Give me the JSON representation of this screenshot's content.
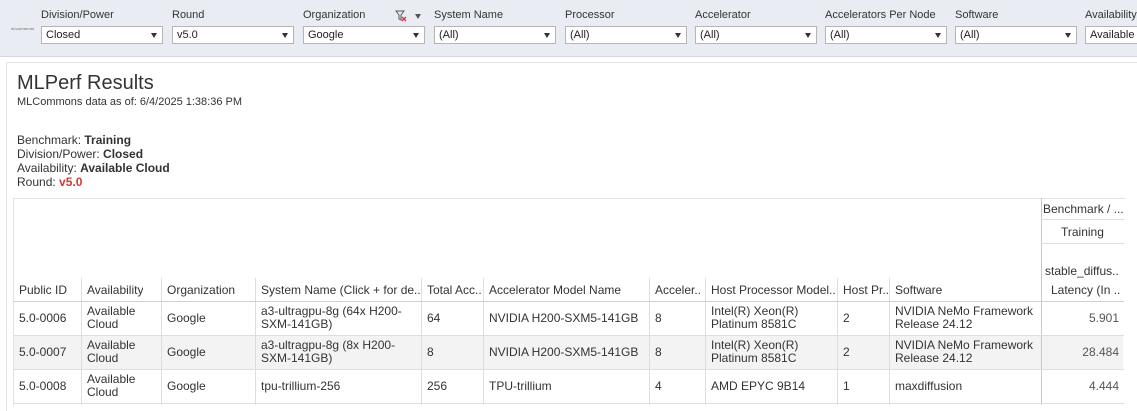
{
  "logo_text": "mlcommons",
  "filters": [
    {
      "label": "Division/Power",
      "value": "Closed"
    },
    {
      "label": "Round",
      "value": "v5.0"
    },
    {
      "label": "Organization",
      "value": "Google"
    },
    {
      "label": "System Name",
      "value": "(All)"
    },
    {
      "label": "Processor",
      "value": "(All)"
    },
    {
      "label": "Accelerator",
      "value": "(All)"
    },
    {
      "label": "Accelerators Per Node",
      "value": "(All)"
    },
    {
      "label": "Software",
      "value": "(All)"
    },
    {
      "label": "Availability",
      "value": "Available"
    }
  ],
  "page": {
    "title": "MLPerf Results",
    "subtitle": "MLCommons data as of: 6/4/2025 1:38:36 PM"
  },
  "info": {
    "benchmark_label": "Benchmark: ",
    "benchmark_value": "Training",
    "division_label": "Division/Power: ",
    "division_value": "Closed",
    "availability_label": "Availability: ",
    "availability_value": "Available Cloud",
    "round_label": "Round: ",
    "round_value": "v5.0"
  },
  "table": {
    "group_headers": {
      "level1": "Benchmark / ...",
      "level2": "Training",
      "level3": "stable_diffus.."
    },
    "columns": [
      "Public ID",
      "Availability",
      "Organization",
      "System Name (Click + for de..",
      "Total Acc..",
      "Accelerator Model Name",
      "Acceler..",
      "Host Processor Model..",
      "Host Pr..",
      "Software",
      "Latency (In .."
    ],
    "rows": [
      {
        "public_id": "5.0-0006",
        "availability": "Available Cloud",
        "organization": "Google",
        "system_name": "a3-ultragpu-8g (64x H200-SXM-141GB)",
        "total_accelerators": "64",
        "accelerator_model": "NVIDIA H200-SXM5-141GB",
        "accelerators_per_node": "8",
        "host_processor": "Intel(R) Xeon(R) Platinum 8581C",
        "host_processors_per_node": "2",
        "software": "NVIDIA NeMo Framework Release 24.12",
        "latency": "5.901"
      },
      {
        "public_id": "5.0-0007",
        "availability": "Available Cloud",
        "organization": "Google",
        "system_name": "a3-ultragpu-8g (8x H200-SXM-141GB)",
        "total_accelerators": "8",
        "accelerator_model": "NVIDIA H200-SXM5-141GB",
        "accelerators_per_node": "8",
        "host_processor": "Intel(R) Xeon(R) Platinum 8581C",
        "host_processors_per_node": "2",
        "software": "NVIDIA NeMo Framework Release 24.12",
        "latency": "28.484"
      },
      {
        "public_id": "5.0-0008",
        "availability": "Available Cloud",
        "organization": "Google",
        "system_name": "tpu-trillium-256",
        "total_accelerators": "256",
        "accelerator_model": "TPU-trillium",
        "accelerators_per_node": "4",
        "host_processor": "AMD EPYC 9B14",
        "host_processors_per_node": "1",
        "software": "maxdiffusion",
        "latency": "4.444"
      }
    ]
  }
}
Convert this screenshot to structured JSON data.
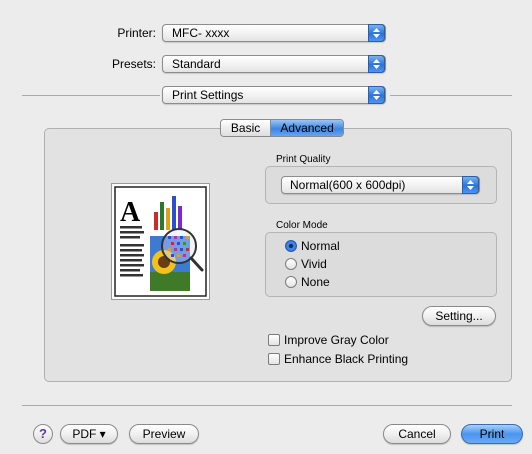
{
  "printer": {
    "label": "Printer:",
    "value": "MFC- xxxx"
  },
  "presets": {
    "label": "Presets:",
    "value": "Standard"
  },
  "panel": {
    "value": "Print Settings"
  },
  "tabs": [
    {
      "label": "Basic",
      "selected": false
    },
    {
      "label": "Advanced",
      "selected": true
    }
  ],
  "print_quality": {
    "label": "Print Quality",
    "value": "Normal(600 x 600dpi)"
  },
  "color_mode": {
    "label": "Color Mode",
    "options": [
      {
        "label": "Normal",
        "selected": true
      },
      {
        "label": "Vivid",
        "selected": false
      },
      {
        "label": "None",
        "selected": false
      }
    ]
  },
  "setting_button": "Setting...",
  "checkboxes": [
    {
      "label": "Improve Gray Color",
      "checked": false
    },
    {
      "label": "Enhance Black Printing",
      "checked": false
    }
  ],
  "preview_letter": "A",
  "bottom": {
    "help": "?",
    "pdf": "PDF ▾",
    "preview": "Preview",
    "cancel": "Cancel",
    "print": "Print"
  },
  "colors": {
    "accent": "#3c86e3",
    "background": "#ececec"
  }
}
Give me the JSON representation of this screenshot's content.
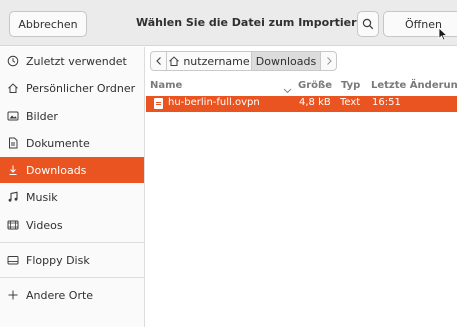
{
  "header": {
    "cancel_label": "Abbrechen",
    "title": "Wählen Sie die Datei zum Importieren",
    "open_label": "Öffnen"
  },
  "sidebar": {
    "items": [
      {
        "label": "Zuletzt verwendet",
        "icon": "clock-icon"
      },
      {
        "label": "Persönlicher Ordner",
        "icon": "home-icon"
      },
      {
        "label": "Bilder",
        "icon": "image-icon"
      },
      {
        "label": "Dokumente",
        "icon": "document-icon"
      },
      {
        "label": "Downloads",
        "icon": "download-icon",
        "active": true
      },
      {
        "label": "Musik",
        "icon": "music-icon"
      },
      {
        "label": "Videos",
        "icon": "video-icon"
      },
      {
        "label": "Floppy Disk",
        "icon": "drive-icon"
      },
      {
        "label": "Andere Orte",
        "icon": "plus-icon"
      }
    ]
  },
  "pathbar": {
    "home": "nutzername",
    "current": "Downloads"
  },
  "columns": {
    "name": "Name",
    "size": "Größe",
    "type": "Typ",
    "modified": "Letzte Änderung"
  },
  "files": [
    {
      "name": "hu-berlin-full.ovpn",
      "size": "4,8 kB",
      "type": "Text",
      "modified": "16:51",
      "selected": true
    }
  ],
  "colors": {
    "accent": "#e95420"
  }
}
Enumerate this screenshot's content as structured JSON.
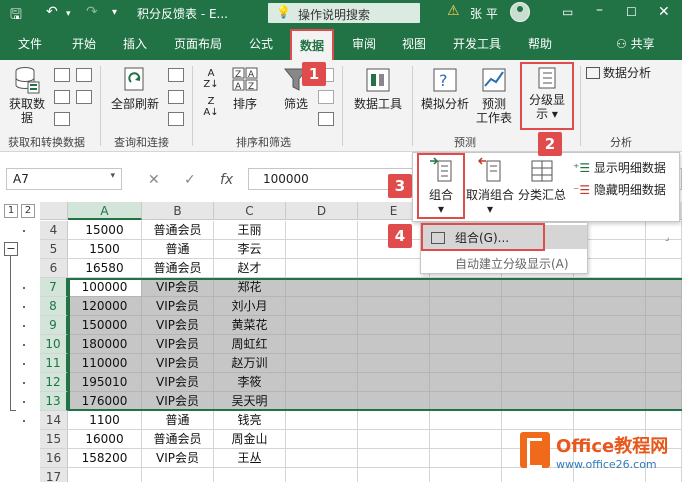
{
  "title_bar": {
    "doc_title": "积分反馈表 - E...",
    "tell_me": "操作说明搜索",
    "username": "张 平"
  },
  "tabs": [
    {
      "label": "文件"
    },
    {
      "label": "开始"
    },
    {
      "label": "插入"
    },
    {
      "label": "页面布局"
    },
    {
      "label": "公式"
    },
    {
      "label": "数据"
    },
    {
      "label": "审阅"
    },
    {
      "label": "视图"
    },
    {
      "label": "开发工具"
    },
    {
      "label": "帮助"
    }
  ],
  "share_label": "共享",
  "ribbon": {
    "get_data": "获取数据",
    "refresh_all": "全部刷新",
    "sort": "排序",
    "filter": "筛选",
    "data_tools": "数据工具",
    "what_if": "模拟分析",
    "forecast_sheet_l1": "预测",
    "forecast_sheet_l2": "工作表",
    "outline_l1": "分级显",
    "outline_l2": "示",
    "data_analysis": "数据分析",
    "groups": {
      "get_transform": "获取和转换数据",
      "queries": "查询和连接",
      "sort_filter": "排序和筛选",
      "forecast": "预测",
      "analysis": "分析"
    }
  },
  "formula_bar": {
    "name_box": "A7",
    "fx": "fx",
    "value": "100000"
  },
  "outline_levels": [
    "1",
    "2"
  ],
  "columns": [
    "A",
    "B",
    "C",
    "D",
    "E"
  ],
  "rows": [
    {
      "num": "4",
      "a": "15000",
      "b": "普通会员",
      "c": "王丽",
      "selected": false
    },
    {
      "num": "5",
      "a": "1500",
      "b": "普通",
      "c": "李云",
      "selected": false
    },
    {
      "num": "6",
      "a": "16580",
      "b": "普通会员",
      "c": "赵才",
      "selected": false
    },
    {
      "num": "7",
      "a": "100000",
      "b": "VIP会员",
      "c": "郑花",
      "selected": true
    },
    {
      "num": "8",
      "a": "120000",
      "b": "VIP会员",
      "c": "刘小月",
      "selected": true
    },
    {
      "num": "9",
      "a": "150000",
      "b": "VIP会员",
      "c": "黄菜花",
      "selected": true
    },
    {
      "num": "10",
      "a": "180000",
      "b": "VIP会员",
      "c": "周虹红",
      "selected": true
    },
    {
      "num": "11",
      "a": "110000",
      "b": "VIP会员",
      "c": "赵万训",
      "selected": true
    },
    {
      "num": "12",
      "a": "195010",
      "b": "VIP会员",
      "c": "李筱",
      "selected": true
    },
    {
      "num": "13",
      "a": "176000",
      "b": "VIP会员",
      "c": "吴天明",
      "selected": true
    },
    {
      "num": "14",
      "a": "1100",
      "b": "普通",
      "c": "钱亮",
      "selected": false
    },
    {
      "num": "15",
      "a": "16000",
      "b": "普通会员",
      "c": "周金山",
      "selected": false
    },
    {
      "num": "16",
      "a": "158200",
      "b": "VIP会员",
      "c": "王丛",
      "selected": false
    },
    {
      "num": "17",
      "a": "",
      "b": "",
      "c": "",
      "selected": false
    }
  ],
  "outline_menu": {
    "group": "组合",
    "ungroup": "取消组合",
    "subtotal": "分类汇总",
    "show_detail": "显示明细数据",
    "hide_detail": "隐藏明细数据"
  },
  "group_menu": {
    "group_item": "组合(G)...",
    "auto_outline": "自动建立分级显示(A)"
  },
  "badges": [
    "1",
    "2",
    "3",
    "4"
  ],
  "watermark": {
    "brand": "Office教程网",
    "url": "www.office26.com"
  },
  "colors": {
    "excel_green": "#217346",
    "highlight_red": "#e04c4c",
    "selection_gray": "#c6c6c6"
  }
}
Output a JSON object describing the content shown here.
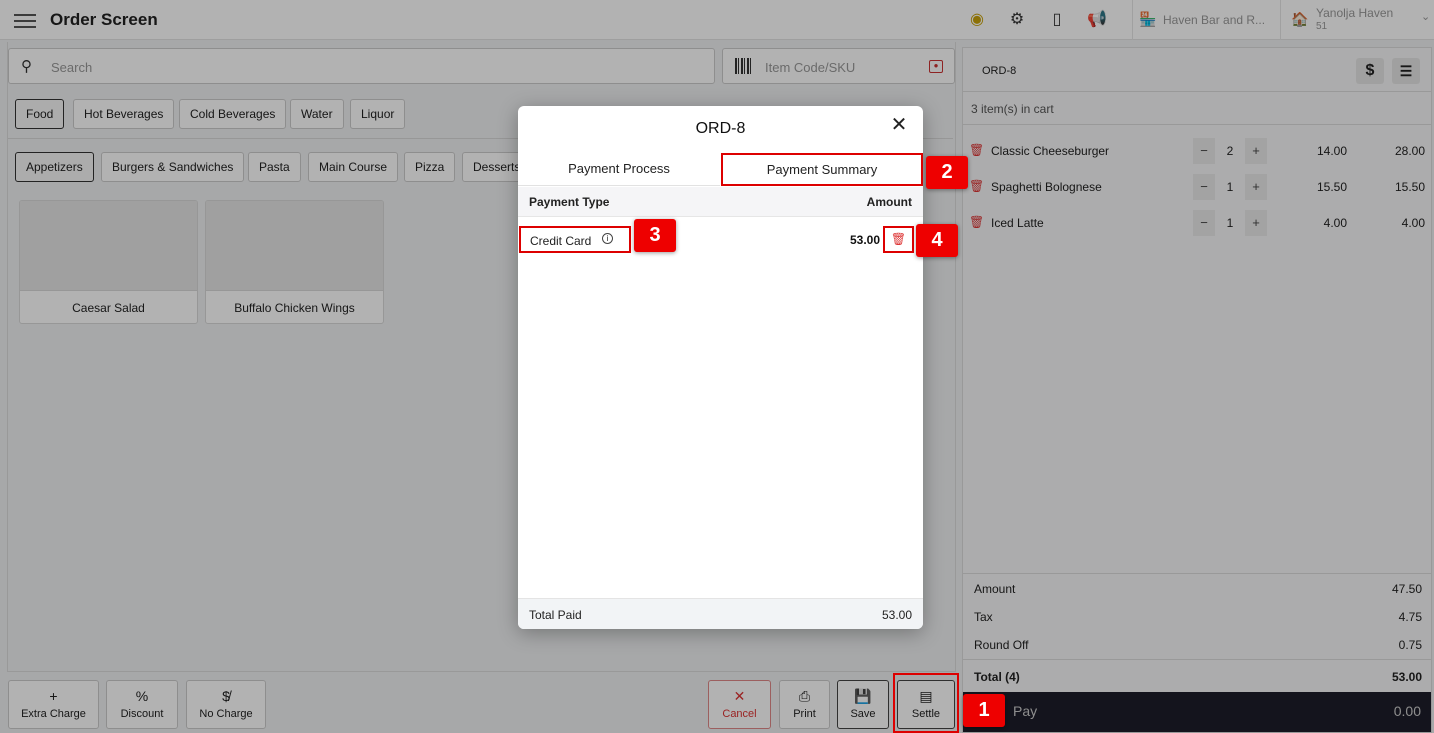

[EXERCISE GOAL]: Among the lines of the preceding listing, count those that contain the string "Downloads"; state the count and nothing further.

[FINAL ANSWER]: 2